Smith, S. H. (2012). Intimate geopolitics: Religion, marriage, and reproductive bodies in Leh, Ladakh. Annals of the Association of American Geographers, 102(6), 1511–1528.
Smith, S.H., Swanson, N.W., & Gökarıksel, B. (2016). Territory, bodies and borders. Area Early View. Retrieved January 6, 2016, from http://onlinelibrary.wiley.com/doi/10.1111/area.12247/abstract.
Taber, N. (2010). Institutional ethnography, autoethnography, and narrative: an argument for incorporating multiple methodologies. Qualitative Research, 10(1), 5–25.
Tohidi, N. (1996). Soviet in public, Azeri in private: Gender, Islam, and nationality in Soviet and post-Soviet Azerbaijan. Women’s Studies International Forum, 19(1–2), 111–123.
Tokluoglu, C. (2012). Perceptions of State and Leadership in Post-Soviet Azerbaijan (1991–2009). Middle Eastern Studies, 48(3), 319–343.
Tolia-Kelly, D. P. (2006). Affect—An ethnocentric encounter? Exploring the ‘universalist’ imperative of emotional/affectual geographies. Area, 38(2), 213–217.
Wetherell, M. (2012). Affect and emotion: A new social science understanding. London: Sage.
Wetherell, M. (2014). Affect and banal nationalism: A practical dialogic approach to emotion. In C. Antaki & S. Condor (Eds.), Rhetoric, ideology and social psychology: Essays in honour of Michael Billig (pp. 137–150). London, New York: Routledge.
Woodward, K., & Lea, J. (2010). Geographies of affect. In S. Smith, R. Pain, S. Marston, et al. (Eds.), The SAGE Handbook of Social Geographies (pp. 154–175). London: Sage.
Yalçın-Heckmann, L. (2008). The political economy of an Azerbaijani wedding. In Azerbaijan Ministry of Culture and Tourism and Embassy of the Republic of Azerbaijan in Germany, Aserbaidschan - Land des Feuers. Geschichte und Kultur im Kaukasus (pp. 125–146), Berlin: Reimer.
Yessayan, M. T. (2015). Monarchical nation branding: Queen Rania’s performance of modernity on YouTube. Celebrity Studies, 6(4), 430–442.
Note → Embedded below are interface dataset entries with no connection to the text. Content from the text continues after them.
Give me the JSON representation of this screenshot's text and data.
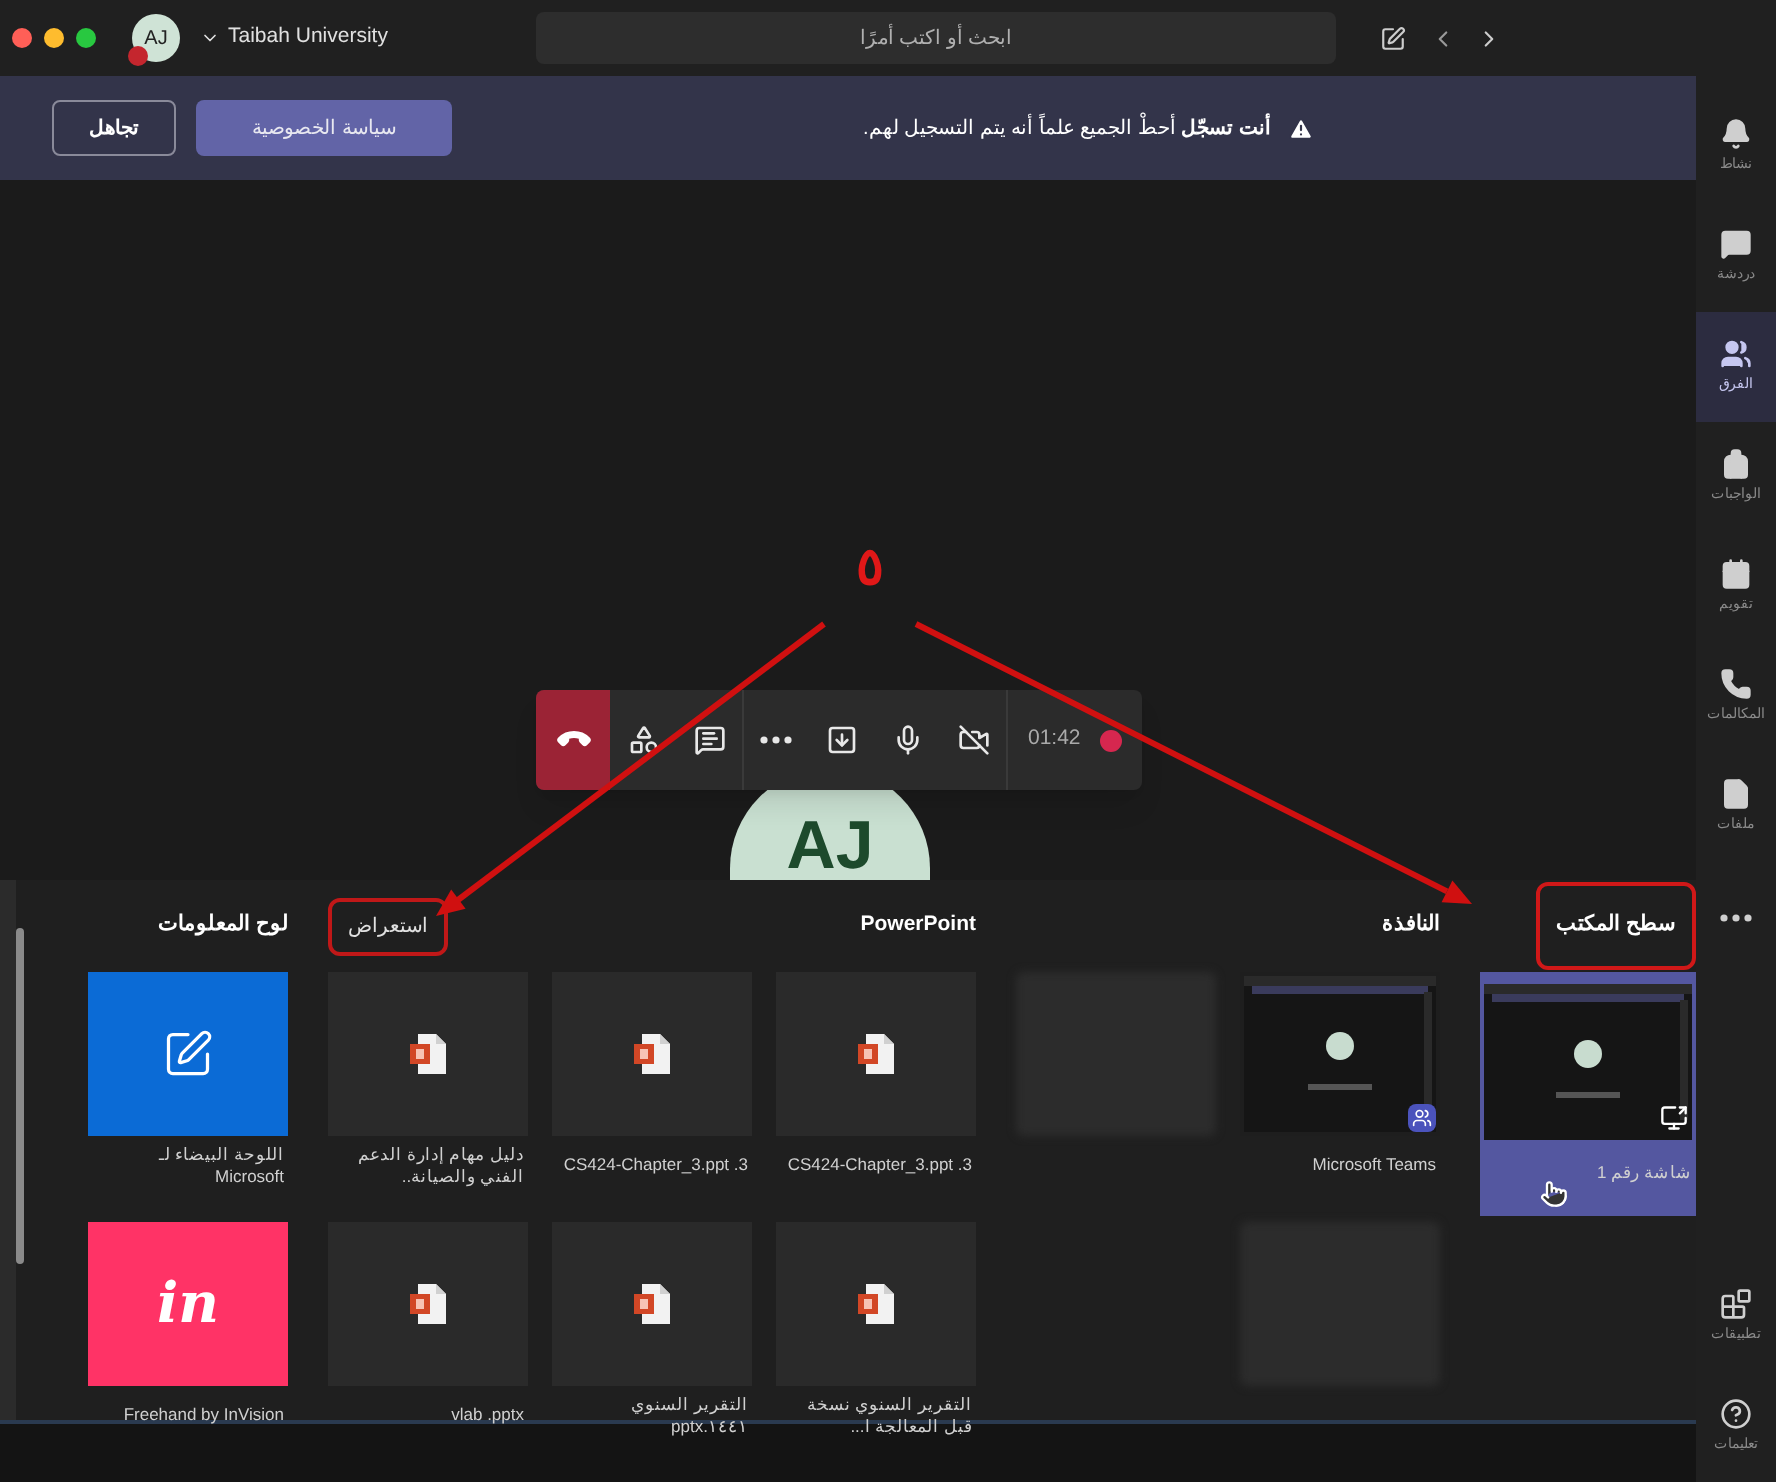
{
  "title_bar": {
    "avatar": "AJ",
    "org": "Taibah University",
    "search": {
      "placeholder": "ابحث أو اكتب أمرًا"
    }
  },
  "banner": {
    "message": "**أنت تسجّل** أحطْ الجميع علماً أنه يتم التسجيل لهم.",
    "buttons": [
      {
        "label": "سياسة الخصوصية",
        "kind": "primary"
      },
      {
        "label": "تجاهل",
        "kind": "outline"
      }
    ]
  },
  "stage": {
    "avatar": "AJ"
  },
  "call_controls": {
    "items": [
      {
        "kind": "hangup"
      },
      {
        "kind": "apps"
      },
      {
        "kind": "chat"
      },
      {
        "kind": "more"
      },
      {
        "kind": "share"
      },
      {
        "kind": "mic"
      },
      {
        "kind": "camera_off"
      }
    ],
    "timer": "01:42",
    "recording": true
  },
  "share_tray": {
    "sections": [
      {
        "kind": "desktop",
        "title": "سطح المكتب",
        "highlighted": true,
        "items": [
          {
            "kind": "screen",
            "caption": "شاشة رقم 1",
            "selected": true
          }
        ]
      },
      {
        "kind": "window",
        "title": "النافذة",
        "highlighted": false,
        "items": [
          {
            "kind": "app",
            "caption": "Microsoft Teams",
            "selected": false
          },
          {
            "kind": "blurred",
            "selected": false
          },
          {
            "kind": "blurred",
            "selected": false
          }
        ]
      },
      {
        "kind": "powerpoint",
        "title": "PowerPoint",
        "highlighted": false,
        "browse": {
          "label": "استعراض",
          "highlighted": true
        },
        "items": [
          {
            "kind": "ppt",
            "caption": "CS424-Chapter_3.ppt .3",
            "selected": false
          },
          {
            "kind": "ppt",
            "caption": "CS424-Chapter_3.ppt .3",
            "selected": false
          },
          {
            "kind": "ppt",
            "caption": "دليل مهام إدارة الدعم الفني والصيانة..",
            "selected": false
          },
          {
            "kind": "ppt",
            "caption": "التقرير السنوي نسخة قبل المعالجة ا...",
            "selected": false
          },
          {
            "kind": "ppt",
            "caption": "التقرير السنوي ١٤٤١.pptx",
            "selected": false
          },
          {
            "kind": "ppt",
            "caption": "vlab .pptx",
            "selected": false
          }
        ]
      },
      {
        "kind": "whiteboard",
        "title": "لوح المعلومات",
        "highlighted": false,
        "items": [
          {
            "kind": "whiteboard",
            "caption": "اللوحة البيضاء لـ Microsoft",
            "selected": false
          },
          {
            "kind": "invision",
            "logo": "in",
            "caption": "Freehand by InVision",
            "selected": false
          }
        ]
      }
    ]
  },
  "app_rail": [
    {
      "label": "نشاط",
      "selected": false
    },
    {
      "label": "دردشة",
      "selected": false
    },
    {
      "label": "الفرق",
      "selected": true
    },
    {
      "label": "الواجبات",
      "selected": false
    },
    {
      "label": "تقويم",
      "selected": false
    },
    {
      "label": "المكالمات",
      "selected": false
    },
    {
      "label": "ملفات",
      "selected": false
    },
    {
      "selected": false
    },
    {
      "label": "تطبيقات",
      "selected": false
    },
    {
      "label": "تعليمات",
      "selected": false
    }
  ],
  "annotation": {
    "mark": "٥"
  }
}
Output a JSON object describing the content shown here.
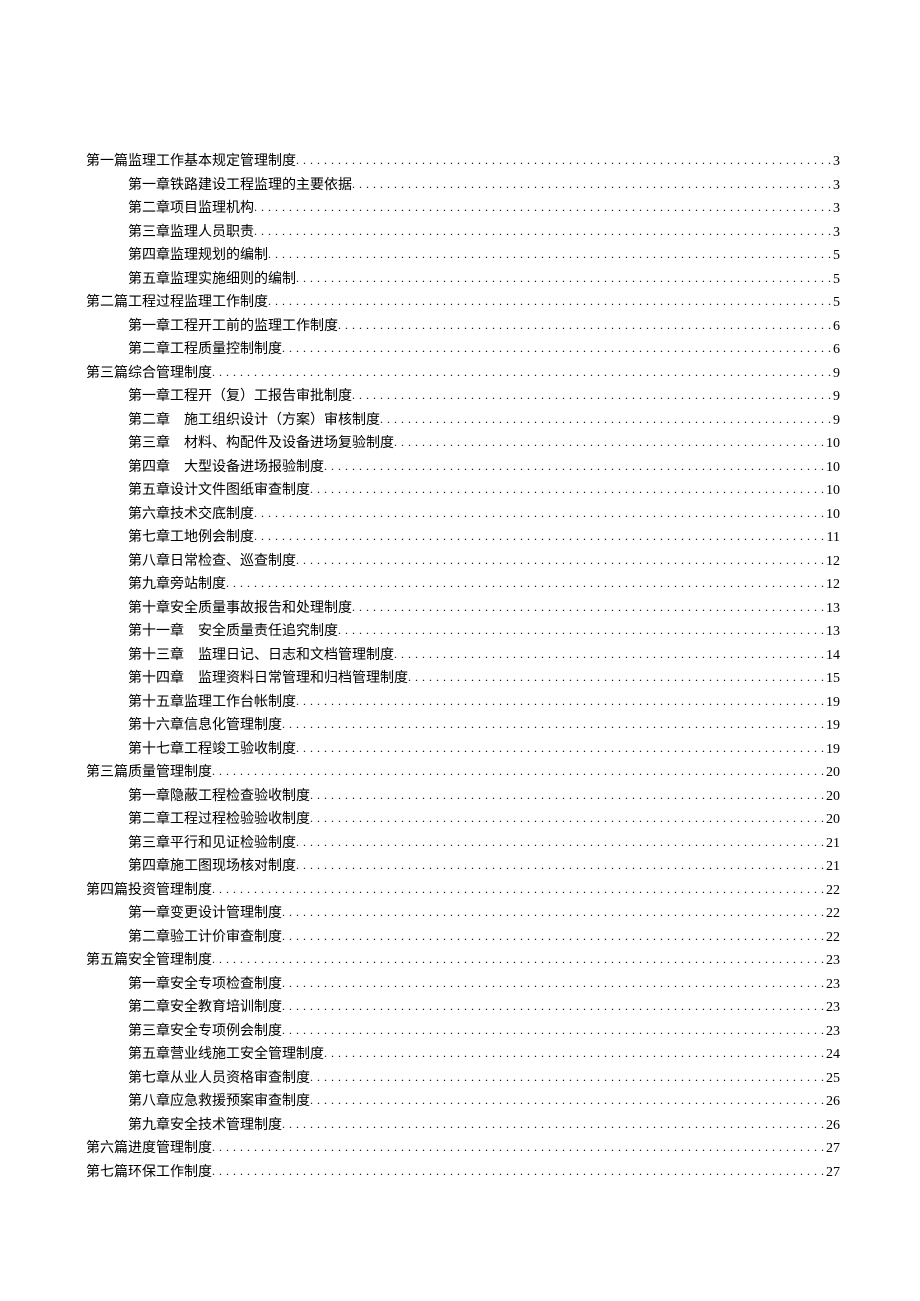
{
  "toc": [
    {
      "level": 0,
      "title": "第一篇监理工作基本规定管理制度",
      "page": "3"
    },
    {
      "level": 1,
      "title": "第一章铁路建设工程监理的主要依据",
      "page": "3"
    },
    {
      "level": 1,
      "title": "第二章项目监理机构",
      "page": "3"
    },
    {
      "level": 1,
      "title": "第三章监理人员职责",
      "page": "3"
    },
    {
      "level": 1,
      "title": "第四章监理规划的编制",
      "page": "5"
    },
    {
      "level": 1,
      "title": "第五章监理实施细则的编制",
      "page": "5"
    },
    {
      "level": 0,
      "title": "第二篇工程过程监理工作制度",
      "page": "5"
    },
    {
      "level": 1,
      "title": "第一章工程开工前的监理工作制度",
      "page": "6"
    },
    {
      "level": 1,
      "title": "第二章工程质量控制制度",
      "page": "6"
    },
    {
      "level": 0,
      "title": "第三篇综合管理制度",
      "page": "9"
    },
    {
      "level": 1,
      "title": "第一章工程开（复）工报告审批制度",
      "page": "9"
    },
    {
      "level": 1,
      "title": "第二章　施工组织设计（方案）审核制度",
      "page": "9"
    },
    {
      "level": 1,
      "title": "第三章　材料、构配件及设备进场复验制度",
      "page": "10"
    },
    {
      "level": 1,
      "title": "第四章　大型设备进场报验制度",
      "page": "10"
    },
    {
      "level": 1,
      "title": "第五章设计文件图纸审查制度",
      "page": "10"
    },
    {
      "level": 1,
      "title": "第六章技术交底制度",
      "page": "10"
    },
    {
      "level": 1,
      "title": "第七章工地例会制度",
      "page": "11"
    },
    {
      "level": 1,
      "title": "第八章日常检查、巡查制度",
      "page": "12"
    },
    {
      "level": 1,
      "title": "第九章旁站制度",
      "page": "12"
    },
    {
      "level": 1,
      "title": "第十章安全质量事故报告和处理制度",
      "page": "13"
    },
    {
      "level": 1,
      "title": "第十一章　安全质量责任追究制度",
      "page": "13"
    },
    {
      "level": 1,
      "title": "第十三章　监理日记、日志和文档管理制度",
      "page": "14"
    },
    {
      "level": 1,
      "title": "第十四章　监理资料日常管理和归档管理制度",
      "page": "15"
    },
    {
      "level": 1,
      "title": "第十五章监理工作台帐制度",
      "page": "19"
    },
    {
      "level": 1,
      "title": "第十六章信息化管理制度",
      "page": "19"
    },
    {
      "level": 1,
      "title": "第十七章工程竣工验收制度",
      "page": "19"
    },
    {
      "level": 0,
      "title": "第三篇质量管理制度",
      "page": "20"
    },
    {
      "level": 1,
      "title": "第一章隐蔽工程检查验收制度",
      "page": "20"
    },
    {
      "level": 1,
      "title": "第二章工程过程检验验收制度",
      "page": "20"
    },
    {
      "level": 1,
      "title": "第三章平行和见证检验制度",
      "page": "21"
    },
    {
      "level": 1,
      "title": "第四章施工图现场核对制度",
      "page": "21"
    },
    {
      "level": 0,
      "title": "第四篇投资管理制度",
      "page": "22"
    },
    {
      "level": 1,
      "title": "第一章变更设计管理制度",
      "page": "22"
    },
    {
      "level": 1,
      "title": "第二章验工计价审查制度",
      "page": "22"
    },
    {
      "level": 0,
      "title": "第五篇安全管理制度",
      "page": "23"
    },
    {
      "level": 1,
      "title": "第一章安全专项检查制度",
      "page": "23"
    },
    {
      "level": 1,
      "title": "第二章安全教育培训制度",
      "page": "23"
    },
    {
      "level": 1,
      "title": "第三章安全专项例会制度",
      "page": "23"
    },
    {
      "level": 1,
      "title": "第五章营业线施工安全管理制度",
      "page": "24"
    },
    {
      "level": 1,
      "title": "第七章从业人员资格审查制度",
      "page": "25"
    },
    {
      "level": 1,
      "title": "第八章应急救援预案审查制度",
      "page": "26"
    },
    {
      "level": 1,
      "title": "第九章安全技术管理制度",
      "page": "26"
    },
    {
      "level": 0,
      "title": "第六篇进度管理制度",
      "page": "27"
    },
    {
      "level": 0,
      "title": "第七篇环保工作制度",
      "page": "27"
    }
  ]
}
Young, C., & Light, D. (2001). Place, national identity and post-socialist transformations: An introduction. Political Geography, 20(8), 941–955.
Yuval-Davis, N. (1996). Women and the biological reproduction of ‘the nation’. Women’s Studies International Forum, Links Across Differences: Gender, Ethnicity, and Nationalism, 19(1–2), 17–24.
Zhemukhov, S., & King, C. (2013). Dancing the nation in the North Caucasus. Slavic Review, 72(2), 287–305.